I was thinking about The Big Expedition this summer. The fieldwork that takes you far out for weeks. Last year I headed for East Siberia. This year I stayed at home. But I spent a lot of time thinking about that expedition, the lasting impressions. I searched my digital images. The taiga, camp fires, things we talked about, wild rivers and dead calm lakes. Old lava flows as far as the eye could see, and the wetness of the inside of my shell jacked when walking steep hills.
The wonders of thinking about the past: The most important scenes have crystallized and the irrelevant are about to be forgotten. I remember the landscape of East Siberia as clearly as it was yesterday, but the feeling of the wind and the temperature (was it cold?) is gone. The exhaustive moments are soon gone too, polished away – a necessity for wanting to return. Next year. I’m sure.

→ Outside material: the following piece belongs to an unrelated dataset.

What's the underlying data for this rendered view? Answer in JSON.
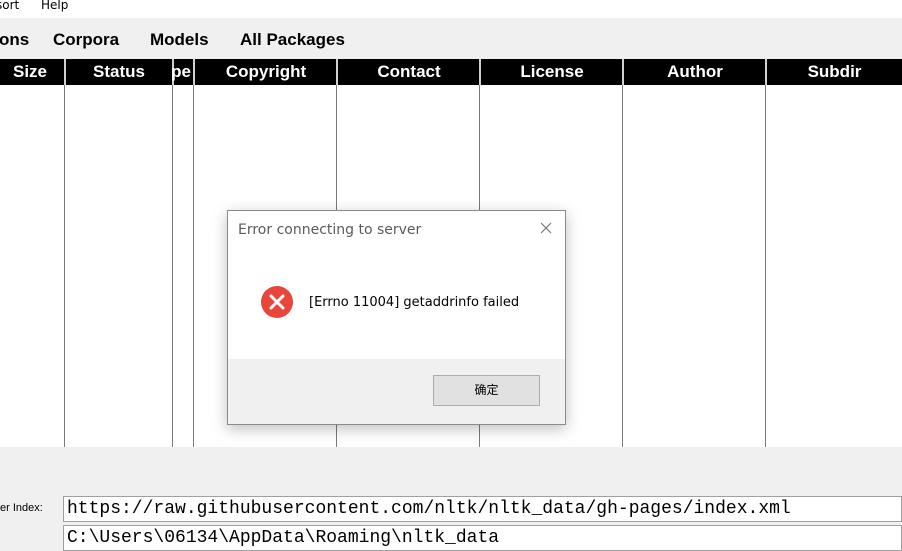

Despite the lack of expedition life this summer, I have still been to the field. About 100 kilometres south towards Kongsberg. A colleague and I have been making new paths along a gully in the Krekling area – where a famous study trilobite of Cambrian shale was undertaken in the 1870’s by W.C. Brøgger. The surrounding forest was dark and the rocks black. I left home in the morning and came back for dinner. This style of fieldwork clearly has it’s advantages. Logistics: simple. Equipment: little. Costs: small: Comfort: high.
So why push it for bigger expeditions to remote areas? Is it the dream about discovering new areas? To enter the unknown? Or has it something to do with the geologists was of working, and the quest for rocks, mountains, and exposures that may answer your scientific questions? You go where your questions take you.